━━ Exercise inputs ━━

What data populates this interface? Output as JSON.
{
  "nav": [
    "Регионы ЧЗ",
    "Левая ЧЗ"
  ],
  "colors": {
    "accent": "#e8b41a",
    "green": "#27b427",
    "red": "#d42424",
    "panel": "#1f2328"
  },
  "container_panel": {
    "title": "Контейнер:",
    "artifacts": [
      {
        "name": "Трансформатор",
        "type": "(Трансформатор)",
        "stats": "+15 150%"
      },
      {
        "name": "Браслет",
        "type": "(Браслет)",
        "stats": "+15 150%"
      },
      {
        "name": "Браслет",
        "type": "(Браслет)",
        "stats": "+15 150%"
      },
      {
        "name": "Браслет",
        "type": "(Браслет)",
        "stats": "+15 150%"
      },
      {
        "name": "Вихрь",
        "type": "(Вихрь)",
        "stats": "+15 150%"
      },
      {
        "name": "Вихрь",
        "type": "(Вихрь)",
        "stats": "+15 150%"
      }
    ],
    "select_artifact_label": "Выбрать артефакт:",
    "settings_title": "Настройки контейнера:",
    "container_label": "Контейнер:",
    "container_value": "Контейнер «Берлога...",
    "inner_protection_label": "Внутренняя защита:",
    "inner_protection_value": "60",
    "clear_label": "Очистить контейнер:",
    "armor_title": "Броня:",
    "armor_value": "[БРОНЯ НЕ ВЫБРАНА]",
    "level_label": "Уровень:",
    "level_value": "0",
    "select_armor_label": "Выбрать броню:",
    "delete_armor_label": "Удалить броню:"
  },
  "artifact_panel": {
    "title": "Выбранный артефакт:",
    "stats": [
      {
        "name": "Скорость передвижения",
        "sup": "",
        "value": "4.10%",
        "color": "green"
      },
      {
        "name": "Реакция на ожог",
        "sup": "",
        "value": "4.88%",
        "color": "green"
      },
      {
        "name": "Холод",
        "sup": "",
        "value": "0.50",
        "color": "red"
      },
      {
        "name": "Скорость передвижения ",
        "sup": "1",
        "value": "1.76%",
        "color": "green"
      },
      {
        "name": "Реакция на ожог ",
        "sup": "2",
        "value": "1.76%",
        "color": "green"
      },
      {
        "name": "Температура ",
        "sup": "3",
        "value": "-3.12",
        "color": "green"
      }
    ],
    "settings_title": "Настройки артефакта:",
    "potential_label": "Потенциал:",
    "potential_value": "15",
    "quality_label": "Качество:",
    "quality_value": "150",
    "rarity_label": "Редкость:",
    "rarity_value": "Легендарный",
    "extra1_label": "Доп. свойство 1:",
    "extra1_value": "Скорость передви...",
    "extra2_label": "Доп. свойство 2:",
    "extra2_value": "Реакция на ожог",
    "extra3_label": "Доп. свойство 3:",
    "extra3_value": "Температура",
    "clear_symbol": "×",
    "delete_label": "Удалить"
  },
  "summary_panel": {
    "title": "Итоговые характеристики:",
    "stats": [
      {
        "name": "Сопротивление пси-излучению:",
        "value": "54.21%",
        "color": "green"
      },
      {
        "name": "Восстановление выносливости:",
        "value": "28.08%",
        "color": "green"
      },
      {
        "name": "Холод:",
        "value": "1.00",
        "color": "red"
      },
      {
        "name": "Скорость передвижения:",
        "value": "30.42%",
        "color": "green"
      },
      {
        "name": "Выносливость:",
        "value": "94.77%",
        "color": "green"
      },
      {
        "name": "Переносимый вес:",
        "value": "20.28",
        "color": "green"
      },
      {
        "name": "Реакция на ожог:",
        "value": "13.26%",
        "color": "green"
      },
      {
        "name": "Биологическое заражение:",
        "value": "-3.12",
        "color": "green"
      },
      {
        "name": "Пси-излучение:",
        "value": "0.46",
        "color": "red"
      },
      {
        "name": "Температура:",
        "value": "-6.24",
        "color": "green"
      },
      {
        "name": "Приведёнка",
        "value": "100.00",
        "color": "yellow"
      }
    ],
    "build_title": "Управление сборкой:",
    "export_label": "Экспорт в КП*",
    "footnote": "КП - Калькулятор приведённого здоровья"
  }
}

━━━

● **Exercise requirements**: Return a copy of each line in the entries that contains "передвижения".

● **Solution to the exercise**:
        "name": "Скорость передвижения",
        "name": "Скорость передвижения ",
        "name": "Скорость передвижения:",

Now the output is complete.